Reused water is currently used for irrigation, non-potable applications, replenishing aquifers, just to name a few. However, there has been a firm resistance to providing drinking water to the public from water reused from non-potable applications. The issue is not with the technologies but with the perception of "Toilet-to-Tap” water by the public. In some places, reduced water availability in tandem with an increase in population may require a fundamental shift in thinking if we want to ensure everyone’s' drinking water requirements will be met in the future. I will cover questions such as:
- Learn where recycled water is using used for meeting
drinking water requirements.
- Learn why we all have been drinking recycled water for
millions of years.
- Learn why people have been taught to fear drinking
- Learn why the water resources of today might not be
enough to meet the needs of tomorrow.
Come join us for this special EcoGreen Group meeting!
A Presentation, Discussion, & Videos Hosted By Mei-Ling Shek
Stormwater runoff in urban areas is a major source of water pollution. Rain or snowmelt flowing over impervious surfaces, such as paved streets and parking lots, picks up pollutants like trash, oils and chemicals, before it is discharged into rivers, streams, lakes, and coastal waters. Traditional stormwater management approaches generally consider only flood control, and have not targeted pollutant reduction or the health of our ecosystems. In addition, rain water is a valuable resource which should be harvested in drought-stricken California.
Come join us to view and discuss the videos “Stormwater Pollution & Green Infrastructure Solutions”, produced by the Nassau County Soil and Water Conservation District (New York), and “Smart Green Infrastructure: How To Grow Sustainable Cities” by the TreePeople in Los Angeles.
A Discussion, Video, and Live Feed Day Hosted By Rod Kirk

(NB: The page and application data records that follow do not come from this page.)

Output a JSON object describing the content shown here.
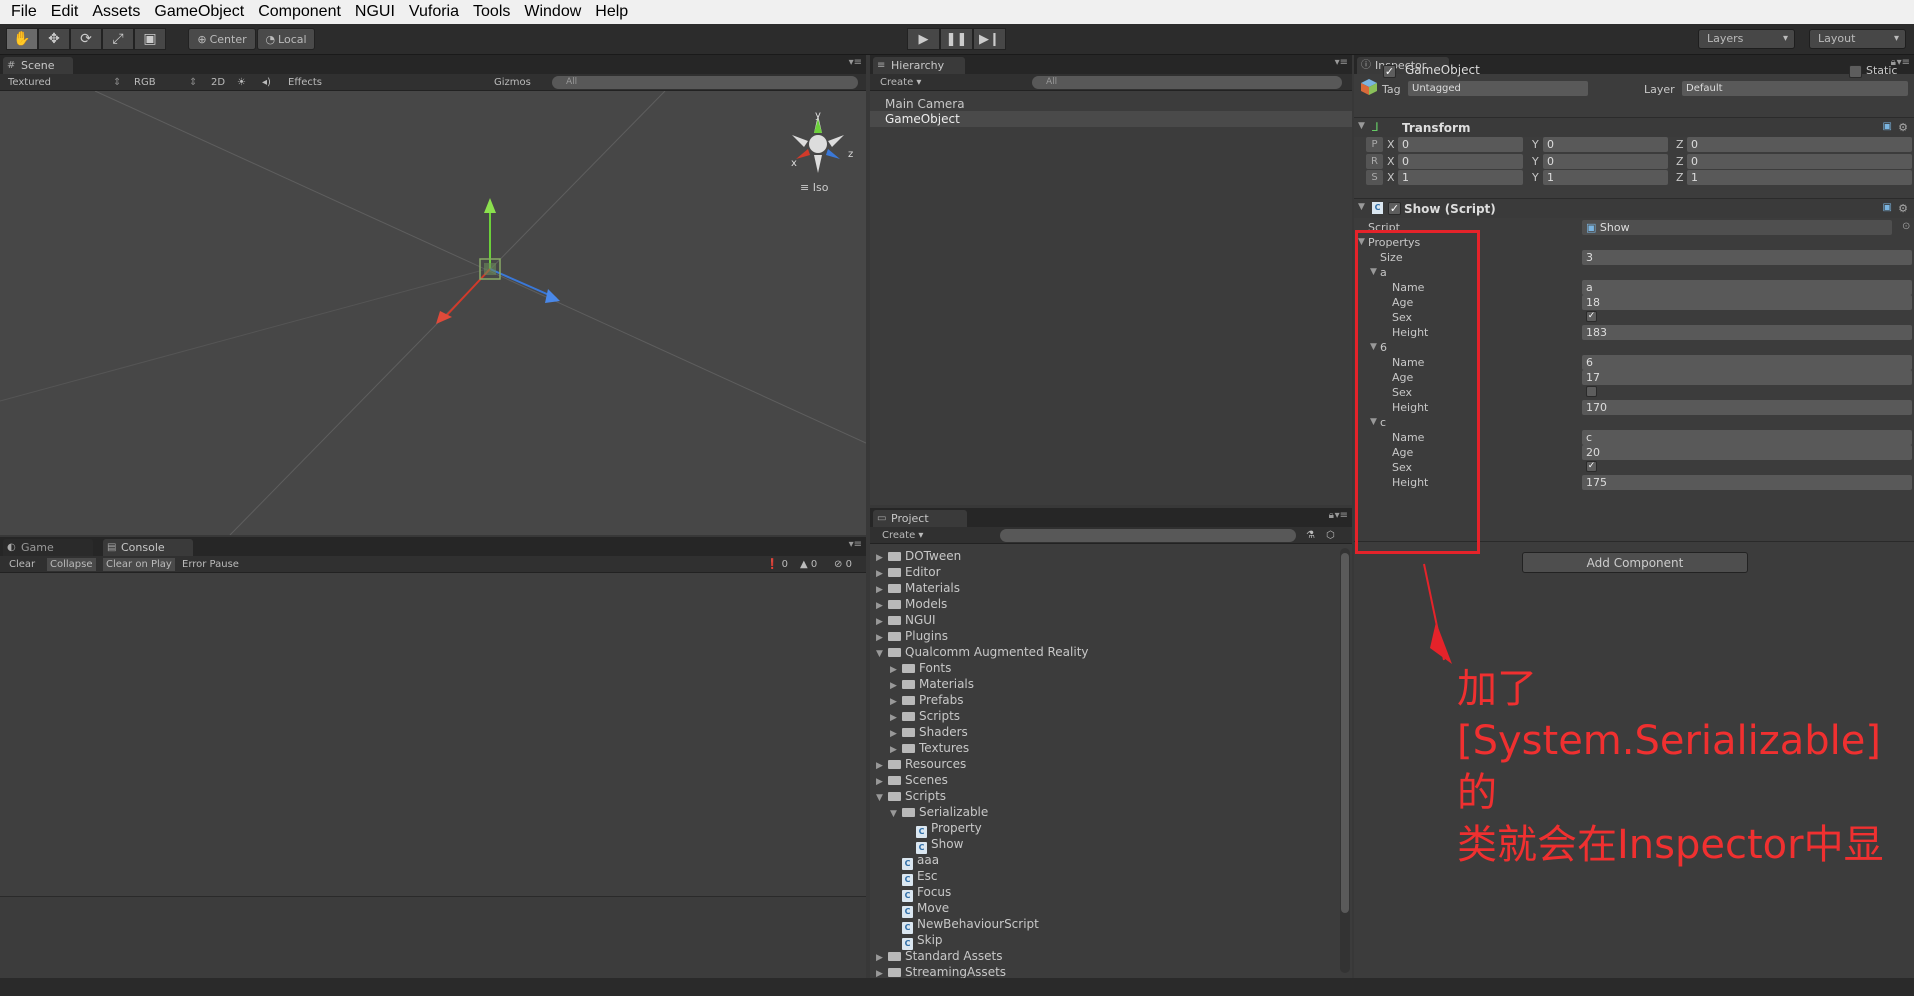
{
  "menubar": [
    "File",
    "Edit",
    "Assets",
    "GameObject",
    "Component",
    "NGUI",
    "Vuforia",
    "Tools",
    "Window",
    "Help"
  ],
  "toolbar": {
    "tools": [
      "hand-tool",
      "move-tool",
      "rotate-tool",
      "scale-tool",
      "rect-tool"
    ],
    "pivot": "Center",
    "space": "Local",
    "layers": "Layers",
    "layout": "Layout"
  },
  "scene": {
    "tab": "Scene",
    "shading": "Textured",
    "render_mode": "RGB",
    "mode_2d": "2D",
    "effects": "Effects",
    "gizmos": "Gizmos",
    "search": "All",
    "projection": "Iso",
    "axis_x": "x",
    "axis_y": "y",
    "axis_z": "z"
  },
  "hierarchy": {
    "tab": "Hierarchy",
    "create": "Create",
    "search": "All",
    "items": [
      "Main Camera",
      "GameObject"
    ]
  },
  "console": {
    "tab_game": "Game",
    "tab_console": "Console",
    "buttons": [
      "Clear",
      "Collapse",
      "Clear on Play",
      "Error Pause"
    ],
    "counts": [
      "0",
      "0",
      "0"
    ]
  },
  "project": {
    "tab": "Project",
    "create": "Create",
    "tree": [
      {
        "label": "DOTween",
        "level": 0,
        "type": "folder",
        "arrow": "▶"
      },
      {
        "label": "Editor",
        "level": 0,
        "type": "folder",
        "arrow": "▶"
      },
      {
        "label": "Materials",
        "level": 0,
        "type": "folder",
        "arrow": "▶"
      },
      {
        "label": "Models",
        "level": 0,
        "type": "folder",
        "arrow": "▶"
      },
      {
        "label": "NGUI",
        "level": 0,
        "type": "folder",
        "arrow": "▶"
      },
      {
        "label": "Plugins",
        "level": 0,
        "type": "folder",
        "arrow": "▶"
      },
      {
        "label": "Qualcomm Augmented Reality",
        "level": 0,
        "type": "folder",
        "arrow": "▼"
      },
      {
        "label": "Fonts",
        "level": 1,
        "type": "folder",
        "arrow": "▶"
      },
      {
        "label": "Materials",
        "level": 1,
        "type": "folder",
        "arrow": "▶"
      },
      {
        "label": "Prefabs",
        "level": 1,
        "type": "folder",
        "arrow": "▶"
      },
      {
        "label": "Scripts",
        "level": 1,
        "type": "folder",
        "arrow": "▶"
      },
      {
        "label": "Shaders",
        "level": 1,
        "type": "folder",
        "arrow": "▶"
      },
      {
        "label": "Textures",
        "level": 1,
        "type": "folder",
        "arrow": "▶"
      },
      {
        "label": "Resources",
        "level": 0,
        "type": "folder",
        "arrow": "▶"
      },
      {
        "label": "Scenes",
        "level": 0,
        "type": "folder",
        "arrow": "▶"
      },
      {
        "label": "Scripts",
        "level": 0,
        "type": "folder",
        "arrow": "▼"
      },
      {
        "label": "Serializable",
        "level": 1,
        "type": "folder",
        "arrow": "▼"
      },
      {
        "label": "Property",
        "level": 2,
        "type": "script",
        "arrow": ""
      },
      {
        "label": "Show",
        "level": 2,
        "type": "script",
        "arrow": ""
      },
      {
        "label": "aaa",
        "level": 1,
        "type": "script",
        "arrow": ""
      },
      {
        "label": "Esc",
        "level": 1,
        "type": "script",
        "arrow": ""
      },
      {
        "label": "Focus",
        "level": 1,
        "type": "script",
        "arrow": ""
      },
      {
        "label": "Move",
        "level": 1,
        "type": "script",
        "arrow": ""
      },
      {
        "label": "NewBehaviourScript",
        "level": 1,
        "type": "script",
        "arrow": ""
      },
      {
        "label": "Skip",
        "level": 1,
        "type": "script",
        "arrow": ""
      },
      {
        "label": "Standard Assets",
        "level": 0,
        "type": "folder",
        "arrow": "▶"
      },
      {
        "label": "StreamingAssets",
        "level": 0,
        "type": "folder",
        "arrow": "▶"
      }
    ]
  },
  "inspector": {
    "tab": "Inspector",
    "object_name": "GameObject",
    "static": "Static",
    "tag_label": "Tag",
    "tag_value": "Untagged",
    "layer_label": "Layer",
    "layer_value": "Default",
    "transform": {
      "title": "Transform",
      "rows": [
        {
          "tag": "P",
          "x": "0",
          "y": "0",
          "z": "0"
        },
        {
          "tag": "R",
          "x": "0",
          "y": "0",
          "z": "0"
        },
        {
          "tag": "S",
          "x": "1",
          "y": "1",
          "z": "1"
        }
      ],
      "axis_x": "X",
      "axis_y": "Y",
      "axis_z": "Z"
    },
    "script_comp": {
      "title": "Show (Script)",
      "script_label": "Script",
      "script_value": "Show",
      "propertys_label": "Propertys",
      "size_label": "Size",
      "size_value": "3",
      "elements": [
        {
          "header": "a",
          "name": "a",
          "age": "18",
          "sex": true,
          "height": "183"
        },
        {
          "header": "6",
          "name": "6",
          "age": "17",
          "sex": false,
          "height": "170"
        },
        {
          "header": "c",
          "name": "c",
          "age": "20",
          "sex": true,
          "height": "175"
        }
      ],
      "field_labels": {
        "name": "Name",
        "age": "Age",
        "sex": "Sex",
        "height": "Height"
      }
    },
    "add_component": "Add Component"
  },
  "annotation": {
    "line1": "加了",
    "line2": "[System.Serializable]的",
    "line3": "类就会在Inspector中显"
  },
  "colors": {
    "annotation_red": "#e5232a",
    "bg_panel": "#3c3c3c",
    "scene_bg": "#474747"
  }
}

It is time to set everything aside and pay attention to what is happening with the California Delta Water Fix situation. The Water Fix issue is probably one of the biggest issues to hit California in recent years and if not dealt with correctly, could adversely affect the people, the land, and the natural resources of the state forever. Alot of news releases have taken place. The Restore The Delta organization has been on top of it all and has been reporting on key statements, dialogue, and events related to this battle. Join us in this important session where we will engage in some discussion, watch some interesting videos, and possibly watch live hearings on the Delta Water Fix issue that are taking place.
California is in its fifth year of a historical drought and every effort is required to conserve water. One of the most effective ways is to replace the lawn with a water efficient garden. While many people know about this, it would be good to see more of these gardens in our cities and towns. How can we reach more people, provide help, and ultimately have more water efficient gardens? In this presentation, Shelkie will review the work she has done with her website waterefficientgarden.com, and brainstorm with everyone how to best promote and advance the idea. Please join us for this interesting and important workshop and discussion.

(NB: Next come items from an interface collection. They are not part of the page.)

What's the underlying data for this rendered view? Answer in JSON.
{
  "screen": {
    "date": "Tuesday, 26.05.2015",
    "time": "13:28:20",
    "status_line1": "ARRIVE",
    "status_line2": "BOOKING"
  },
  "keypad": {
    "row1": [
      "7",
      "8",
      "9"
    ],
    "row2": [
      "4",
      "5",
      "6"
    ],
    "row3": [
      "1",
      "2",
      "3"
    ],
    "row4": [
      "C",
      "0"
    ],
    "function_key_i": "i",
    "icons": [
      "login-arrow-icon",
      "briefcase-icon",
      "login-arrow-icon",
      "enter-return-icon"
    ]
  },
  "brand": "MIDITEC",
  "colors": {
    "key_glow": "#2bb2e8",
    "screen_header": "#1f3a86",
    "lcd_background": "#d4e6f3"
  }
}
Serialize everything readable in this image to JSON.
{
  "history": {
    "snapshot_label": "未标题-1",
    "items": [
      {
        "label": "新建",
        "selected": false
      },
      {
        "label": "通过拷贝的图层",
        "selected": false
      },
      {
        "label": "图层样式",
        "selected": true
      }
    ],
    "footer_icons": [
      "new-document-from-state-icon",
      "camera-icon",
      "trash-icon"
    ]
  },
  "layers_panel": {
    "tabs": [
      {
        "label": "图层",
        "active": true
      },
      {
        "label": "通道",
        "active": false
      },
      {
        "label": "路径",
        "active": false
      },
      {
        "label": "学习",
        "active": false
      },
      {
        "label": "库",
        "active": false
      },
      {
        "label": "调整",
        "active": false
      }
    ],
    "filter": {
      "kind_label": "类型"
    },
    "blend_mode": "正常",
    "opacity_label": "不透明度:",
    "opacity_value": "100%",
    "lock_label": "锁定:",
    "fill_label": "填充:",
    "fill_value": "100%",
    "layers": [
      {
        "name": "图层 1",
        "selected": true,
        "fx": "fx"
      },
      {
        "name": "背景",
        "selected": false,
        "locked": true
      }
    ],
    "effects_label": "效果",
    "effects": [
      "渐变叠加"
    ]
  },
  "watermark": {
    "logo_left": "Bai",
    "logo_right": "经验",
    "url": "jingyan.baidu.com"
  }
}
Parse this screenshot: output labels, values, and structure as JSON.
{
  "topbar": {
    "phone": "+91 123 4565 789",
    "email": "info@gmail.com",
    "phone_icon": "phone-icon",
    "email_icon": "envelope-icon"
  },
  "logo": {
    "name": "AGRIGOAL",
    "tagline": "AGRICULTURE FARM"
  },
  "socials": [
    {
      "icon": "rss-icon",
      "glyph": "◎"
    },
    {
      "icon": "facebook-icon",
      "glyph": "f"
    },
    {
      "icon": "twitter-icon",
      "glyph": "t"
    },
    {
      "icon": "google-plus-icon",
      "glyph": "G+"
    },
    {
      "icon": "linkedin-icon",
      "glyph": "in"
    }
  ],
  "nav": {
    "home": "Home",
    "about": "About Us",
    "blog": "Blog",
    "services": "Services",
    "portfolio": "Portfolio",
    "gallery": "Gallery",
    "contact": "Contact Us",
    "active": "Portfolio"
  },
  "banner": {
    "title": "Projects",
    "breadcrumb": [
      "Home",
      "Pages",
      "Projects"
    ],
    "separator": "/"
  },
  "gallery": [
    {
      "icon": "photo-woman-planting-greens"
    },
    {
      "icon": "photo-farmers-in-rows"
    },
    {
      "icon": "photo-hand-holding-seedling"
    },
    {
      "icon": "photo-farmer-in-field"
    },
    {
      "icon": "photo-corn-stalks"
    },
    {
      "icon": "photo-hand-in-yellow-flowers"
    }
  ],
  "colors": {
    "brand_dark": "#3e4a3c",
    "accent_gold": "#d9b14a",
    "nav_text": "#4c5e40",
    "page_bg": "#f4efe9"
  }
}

Natural gas production is at an all-time high which has led to the lowest gas prices in a generation. Many suspect the United States will eventually be the world’s largest exporter of natural gas. The process of hydraulic fracturing has been one of the primary reasons for the abundant supply of natural gas.
Of all of the water in world, only 3.5% is freshwater suitable for drinking, and less than .001% is available throughout the planets’ rivers, lakes, and streams. As populations rise, and the effect of global climate are felt, surface temperatures will rise and water will become scarcer. The United Nations has stated that conflicts between rival countries could arise over access to water supplies. As water shortages become increasingly urgent, countries may resort to violence to quench their thirsts.